The five stages of grief are;
Denial: This can’t be true. It’s not happening. Its a mistake.
My friend died in the Dana Air crash. I spent all the next day calling his mobile number. I had read his name on the passenger list. He told when he came to Abuja on Friday and called me Sunday morning when he was leaving for the airport. When I heard about the crash I knew there was a high probability he was on that flight. I wasn’t surprised when I read his name. So why did I call his number half a dozen times the day after the crash? i was in denial.
Anger: Why did this happen? Who or what let this happen?
Our collective anger was directed at the government and the airline. The government is a convenient target for our anger.
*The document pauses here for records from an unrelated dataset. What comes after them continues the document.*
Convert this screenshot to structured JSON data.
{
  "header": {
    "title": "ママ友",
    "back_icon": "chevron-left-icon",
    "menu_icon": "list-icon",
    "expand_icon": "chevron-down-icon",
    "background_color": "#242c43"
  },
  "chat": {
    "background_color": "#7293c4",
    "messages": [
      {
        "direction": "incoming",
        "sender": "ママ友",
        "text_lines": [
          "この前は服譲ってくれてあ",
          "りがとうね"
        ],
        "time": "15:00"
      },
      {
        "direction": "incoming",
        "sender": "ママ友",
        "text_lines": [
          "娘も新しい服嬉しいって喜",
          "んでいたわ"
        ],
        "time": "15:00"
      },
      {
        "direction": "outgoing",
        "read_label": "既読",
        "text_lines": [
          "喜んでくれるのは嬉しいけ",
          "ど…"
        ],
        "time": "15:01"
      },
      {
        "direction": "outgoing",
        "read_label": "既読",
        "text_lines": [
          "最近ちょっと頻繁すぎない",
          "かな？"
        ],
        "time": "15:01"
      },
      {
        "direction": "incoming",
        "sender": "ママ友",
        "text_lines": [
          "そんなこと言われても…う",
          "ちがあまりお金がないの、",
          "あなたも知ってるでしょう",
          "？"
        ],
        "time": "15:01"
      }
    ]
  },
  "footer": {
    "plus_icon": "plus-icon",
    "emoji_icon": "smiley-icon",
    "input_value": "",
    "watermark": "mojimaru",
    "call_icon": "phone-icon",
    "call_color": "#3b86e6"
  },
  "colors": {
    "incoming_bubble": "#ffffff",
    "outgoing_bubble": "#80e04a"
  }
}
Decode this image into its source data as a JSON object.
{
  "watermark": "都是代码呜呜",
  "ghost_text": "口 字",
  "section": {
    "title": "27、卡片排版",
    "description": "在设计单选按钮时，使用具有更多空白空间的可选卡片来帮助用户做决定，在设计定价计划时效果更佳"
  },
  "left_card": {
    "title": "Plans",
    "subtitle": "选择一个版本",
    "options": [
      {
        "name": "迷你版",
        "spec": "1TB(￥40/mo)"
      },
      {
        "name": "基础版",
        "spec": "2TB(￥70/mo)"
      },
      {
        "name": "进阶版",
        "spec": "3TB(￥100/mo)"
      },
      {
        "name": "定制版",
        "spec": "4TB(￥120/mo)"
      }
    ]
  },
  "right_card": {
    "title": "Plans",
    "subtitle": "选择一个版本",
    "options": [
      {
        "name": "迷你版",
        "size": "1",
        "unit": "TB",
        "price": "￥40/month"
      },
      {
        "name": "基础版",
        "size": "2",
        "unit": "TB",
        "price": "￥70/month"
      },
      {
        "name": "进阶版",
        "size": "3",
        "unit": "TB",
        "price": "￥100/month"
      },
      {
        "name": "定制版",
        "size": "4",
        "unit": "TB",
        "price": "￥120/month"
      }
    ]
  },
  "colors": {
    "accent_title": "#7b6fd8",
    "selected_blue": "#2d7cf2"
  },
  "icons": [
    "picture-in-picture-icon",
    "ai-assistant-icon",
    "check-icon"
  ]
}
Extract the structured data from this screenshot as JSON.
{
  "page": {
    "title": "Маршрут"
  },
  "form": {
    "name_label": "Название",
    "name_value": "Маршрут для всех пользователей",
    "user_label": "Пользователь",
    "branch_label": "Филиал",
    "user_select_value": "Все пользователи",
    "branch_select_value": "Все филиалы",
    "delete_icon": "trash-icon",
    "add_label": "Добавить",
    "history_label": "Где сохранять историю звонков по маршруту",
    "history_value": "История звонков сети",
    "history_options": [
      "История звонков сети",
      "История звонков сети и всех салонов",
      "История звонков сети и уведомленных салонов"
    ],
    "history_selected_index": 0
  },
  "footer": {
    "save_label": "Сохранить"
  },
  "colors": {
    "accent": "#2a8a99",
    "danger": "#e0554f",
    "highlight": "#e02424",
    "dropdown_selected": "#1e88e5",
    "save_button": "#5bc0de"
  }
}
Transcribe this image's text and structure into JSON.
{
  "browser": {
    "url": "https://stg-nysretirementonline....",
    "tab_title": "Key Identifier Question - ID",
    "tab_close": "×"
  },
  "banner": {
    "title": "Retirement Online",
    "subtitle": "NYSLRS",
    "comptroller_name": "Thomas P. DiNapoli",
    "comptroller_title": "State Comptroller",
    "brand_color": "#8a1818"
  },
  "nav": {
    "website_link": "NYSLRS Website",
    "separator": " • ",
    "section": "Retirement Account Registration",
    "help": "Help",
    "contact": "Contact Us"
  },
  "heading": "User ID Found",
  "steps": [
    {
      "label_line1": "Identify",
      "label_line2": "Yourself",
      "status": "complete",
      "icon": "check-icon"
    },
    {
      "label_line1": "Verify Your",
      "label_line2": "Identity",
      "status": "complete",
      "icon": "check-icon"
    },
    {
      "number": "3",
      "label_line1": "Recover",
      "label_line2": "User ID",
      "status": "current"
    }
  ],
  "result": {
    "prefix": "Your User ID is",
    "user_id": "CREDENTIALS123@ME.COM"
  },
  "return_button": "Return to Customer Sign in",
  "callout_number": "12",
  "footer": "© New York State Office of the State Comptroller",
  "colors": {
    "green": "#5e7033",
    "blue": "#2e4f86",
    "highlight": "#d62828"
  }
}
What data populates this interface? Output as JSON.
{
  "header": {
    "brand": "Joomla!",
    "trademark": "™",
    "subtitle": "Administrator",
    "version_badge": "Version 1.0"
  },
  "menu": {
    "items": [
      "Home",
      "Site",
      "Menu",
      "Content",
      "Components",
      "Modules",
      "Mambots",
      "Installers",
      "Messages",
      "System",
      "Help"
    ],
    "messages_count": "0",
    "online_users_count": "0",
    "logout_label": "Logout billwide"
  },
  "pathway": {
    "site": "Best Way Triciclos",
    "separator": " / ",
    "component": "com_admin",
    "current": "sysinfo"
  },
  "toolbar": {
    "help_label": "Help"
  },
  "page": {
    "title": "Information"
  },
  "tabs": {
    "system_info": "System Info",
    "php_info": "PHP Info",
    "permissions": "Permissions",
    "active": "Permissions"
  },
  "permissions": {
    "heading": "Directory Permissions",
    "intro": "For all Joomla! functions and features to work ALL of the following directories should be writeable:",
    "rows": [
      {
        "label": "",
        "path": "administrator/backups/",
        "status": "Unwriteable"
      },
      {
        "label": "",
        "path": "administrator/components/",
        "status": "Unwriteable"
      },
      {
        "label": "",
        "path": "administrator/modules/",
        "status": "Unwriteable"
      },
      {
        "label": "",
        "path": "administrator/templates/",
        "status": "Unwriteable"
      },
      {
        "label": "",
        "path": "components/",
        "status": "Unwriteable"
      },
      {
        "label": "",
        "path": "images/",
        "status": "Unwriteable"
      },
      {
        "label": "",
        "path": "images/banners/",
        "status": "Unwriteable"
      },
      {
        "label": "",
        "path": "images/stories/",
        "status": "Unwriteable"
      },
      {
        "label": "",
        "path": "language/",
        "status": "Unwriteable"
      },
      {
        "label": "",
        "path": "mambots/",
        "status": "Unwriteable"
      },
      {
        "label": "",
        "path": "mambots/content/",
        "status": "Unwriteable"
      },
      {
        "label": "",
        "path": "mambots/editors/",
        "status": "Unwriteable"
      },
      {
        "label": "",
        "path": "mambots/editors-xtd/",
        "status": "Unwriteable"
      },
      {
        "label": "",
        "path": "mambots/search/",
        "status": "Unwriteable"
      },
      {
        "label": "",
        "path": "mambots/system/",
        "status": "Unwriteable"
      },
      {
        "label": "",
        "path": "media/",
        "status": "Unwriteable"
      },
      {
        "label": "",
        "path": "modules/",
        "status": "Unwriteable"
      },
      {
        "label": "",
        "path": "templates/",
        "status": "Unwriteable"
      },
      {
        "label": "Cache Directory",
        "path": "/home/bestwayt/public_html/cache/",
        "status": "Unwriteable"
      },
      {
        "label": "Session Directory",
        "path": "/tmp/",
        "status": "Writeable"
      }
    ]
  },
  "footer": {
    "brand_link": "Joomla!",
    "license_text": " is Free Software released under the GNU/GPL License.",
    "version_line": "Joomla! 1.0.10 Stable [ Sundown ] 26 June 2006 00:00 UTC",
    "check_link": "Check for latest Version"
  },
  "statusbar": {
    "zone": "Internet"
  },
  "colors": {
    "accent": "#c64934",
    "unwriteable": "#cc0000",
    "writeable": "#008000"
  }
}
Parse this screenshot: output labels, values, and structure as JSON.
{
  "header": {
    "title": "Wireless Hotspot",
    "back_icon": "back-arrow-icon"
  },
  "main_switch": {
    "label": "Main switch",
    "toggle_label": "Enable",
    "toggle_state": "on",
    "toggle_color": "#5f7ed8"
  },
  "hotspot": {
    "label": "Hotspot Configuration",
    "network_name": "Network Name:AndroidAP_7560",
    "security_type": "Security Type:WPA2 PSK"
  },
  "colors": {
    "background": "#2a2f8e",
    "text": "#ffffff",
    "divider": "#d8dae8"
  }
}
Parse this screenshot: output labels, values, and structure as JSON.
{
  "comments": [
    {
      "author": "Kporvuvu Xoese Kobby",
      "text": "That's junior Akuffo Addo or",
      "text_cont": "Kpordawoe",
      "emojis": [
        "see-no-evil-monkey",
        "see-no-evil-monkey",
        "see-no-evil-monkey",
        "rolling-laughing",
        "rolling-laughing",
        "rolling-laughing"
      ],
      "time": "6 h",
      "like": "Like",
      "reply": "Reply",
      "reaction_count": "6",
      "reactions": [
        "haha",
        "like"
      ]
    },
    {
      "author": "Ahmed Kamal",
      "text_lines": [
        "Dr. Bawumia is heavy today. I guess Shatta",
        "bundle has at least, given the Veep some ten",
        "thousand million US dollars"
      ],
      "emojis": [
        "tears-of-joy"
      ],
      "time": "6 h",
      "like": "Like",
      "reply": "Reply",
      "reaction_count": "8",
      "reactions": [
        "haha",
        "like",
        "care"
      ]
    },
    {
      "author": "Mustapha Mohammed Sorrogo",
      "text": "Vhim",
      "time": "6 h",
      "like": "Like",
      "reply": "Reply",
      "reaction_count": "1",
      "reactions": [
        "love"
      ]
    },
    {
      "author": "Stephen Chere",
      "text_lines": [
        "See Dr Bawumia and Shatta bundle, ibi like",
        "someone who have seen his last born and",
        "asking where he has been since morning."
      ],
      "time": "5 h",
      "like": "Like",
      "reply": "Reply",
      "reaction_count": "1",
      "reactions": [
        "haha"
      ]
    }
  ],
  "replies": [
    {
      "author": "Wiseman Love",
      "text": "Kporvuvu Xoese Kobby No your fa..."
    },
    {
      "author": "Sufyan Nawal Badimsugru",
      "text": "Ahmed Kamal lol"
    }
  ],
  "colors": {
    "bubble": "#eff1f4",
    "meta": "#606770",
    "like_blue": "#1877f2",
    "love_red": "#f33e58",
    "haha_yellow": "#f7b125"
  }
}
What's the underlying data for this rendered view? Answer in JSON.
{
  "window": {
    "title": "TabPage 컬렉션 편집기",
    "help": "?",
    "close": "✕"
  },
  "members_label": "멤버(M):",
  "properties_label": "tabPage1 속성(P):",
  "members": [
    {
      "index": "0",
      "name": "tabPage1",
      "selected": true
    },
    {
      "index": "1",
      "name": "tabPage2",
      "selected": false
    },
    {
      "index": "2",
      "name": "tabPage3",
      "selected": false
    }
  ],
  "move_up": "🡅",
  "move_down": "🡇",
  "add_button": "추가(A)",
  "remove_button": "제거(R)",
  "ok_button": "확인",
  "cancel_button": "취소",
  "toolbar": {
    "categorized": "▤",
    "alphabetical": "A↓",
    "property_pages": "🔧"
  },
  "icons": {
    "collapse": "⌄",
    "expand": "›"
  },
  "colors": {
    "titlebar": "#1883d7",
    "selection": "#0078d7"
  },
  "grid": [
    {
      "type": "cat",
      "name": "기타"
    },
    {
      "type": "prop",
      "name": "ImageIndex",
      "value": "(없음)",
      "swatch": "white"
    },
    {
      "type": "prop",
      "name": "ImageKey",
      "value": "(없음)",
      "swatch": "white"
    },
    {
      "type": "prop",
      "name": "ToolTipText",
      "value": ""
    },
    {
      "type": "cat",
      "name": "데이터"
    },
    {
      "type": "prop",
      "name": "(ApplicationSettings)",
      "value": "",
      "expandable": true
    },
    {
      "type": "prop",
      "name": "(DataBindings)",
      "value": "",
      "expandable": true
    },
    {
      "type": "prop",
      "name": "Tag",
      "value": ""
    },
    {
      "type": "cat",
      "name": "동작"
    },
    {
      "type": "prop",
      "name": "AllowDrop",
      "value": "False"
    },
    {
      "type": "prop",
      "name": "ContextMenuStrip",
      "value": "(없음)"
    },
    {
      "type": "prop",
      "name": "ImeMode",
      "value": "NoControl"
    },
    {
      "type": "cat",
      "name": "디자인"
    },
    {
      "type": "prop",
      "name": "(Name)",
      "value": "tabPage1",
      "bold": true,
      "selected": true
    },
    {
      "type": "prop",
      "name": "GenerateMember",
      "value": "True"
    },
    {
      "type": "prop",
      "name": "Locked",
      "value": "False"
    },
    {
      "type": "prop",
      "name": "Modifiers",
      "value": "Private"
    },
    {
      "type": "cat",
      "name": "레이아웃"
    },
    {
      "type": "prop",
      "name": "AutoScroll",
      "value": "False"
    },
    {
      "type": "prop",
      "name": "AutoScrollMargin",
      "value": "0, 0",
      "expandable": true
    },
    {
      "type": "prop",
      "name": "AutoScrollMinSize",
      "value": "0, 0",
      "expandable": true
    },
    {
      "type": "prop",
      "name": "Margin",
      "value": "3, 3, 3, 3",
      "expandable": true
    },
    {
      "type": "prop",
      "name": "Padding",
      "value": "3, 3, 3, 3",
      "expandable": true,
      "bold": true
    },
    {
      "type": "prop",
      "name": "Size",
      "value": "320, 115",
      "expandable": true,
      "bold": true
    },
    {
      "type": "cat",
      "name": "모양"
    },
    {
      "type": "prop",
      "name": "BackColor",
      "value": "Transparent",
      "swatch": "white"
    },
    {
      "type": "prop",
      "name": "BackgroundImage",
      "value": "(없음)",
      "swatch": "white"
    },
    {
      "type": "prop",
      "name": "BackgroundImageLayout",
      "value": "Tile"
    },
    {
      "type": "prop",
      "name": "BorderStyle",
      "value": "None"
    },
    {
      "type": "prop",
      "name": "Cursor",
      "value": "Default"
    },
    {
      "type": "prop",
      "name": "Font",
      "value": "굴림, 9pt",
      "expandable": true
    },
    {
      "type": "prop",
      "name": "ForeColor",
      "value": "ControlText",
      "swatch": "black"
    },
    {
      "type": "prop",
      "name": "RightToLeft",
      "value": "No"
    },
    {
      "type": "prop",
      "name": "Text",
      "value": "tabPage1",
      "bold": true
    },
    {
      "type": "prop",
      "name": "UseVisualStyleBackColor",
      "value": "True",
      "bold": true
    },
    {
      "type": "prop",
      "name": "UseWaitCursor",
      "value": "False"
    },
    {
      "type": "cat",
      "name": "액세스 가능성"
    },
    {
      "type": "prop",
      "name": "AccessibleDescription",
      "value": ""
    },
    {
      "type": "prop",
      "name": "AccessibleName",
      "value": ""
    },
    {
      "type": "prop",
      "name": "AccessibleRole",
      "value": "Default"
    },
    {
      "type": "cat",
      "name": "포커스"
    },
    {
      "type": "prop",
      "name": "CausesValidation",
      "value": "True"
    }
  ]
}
Some people direct their anger at God. “Why did you let this happen?!”. Some direct it inward. I was angry at myself for not seeing my friend on Friday night like I told him I would. I was too immersed in my work. I missed one last chance to see him and say good bye.
Depression: That made me really really sad. I moped around for a while.
Bargaining: then I started ‘talking to him’. Apologising for not making more of an effort to see him because he was a very dear and valued friend and I wanted him to know that. Promising him, myself and I to tell the family and friends I love and value just how much they mean to me every chance that I get.
Acceptance: He’s gone, like all of us will go and truly none of us know the day or the hour when we too shall face ‘judgement’ day. For what more is death that each human’s judgement day.
Someone once said ‘live each day like it was your last’. Someone else replied ‘treat each person like its their last day’. You may never have another chance to say – I love you friend.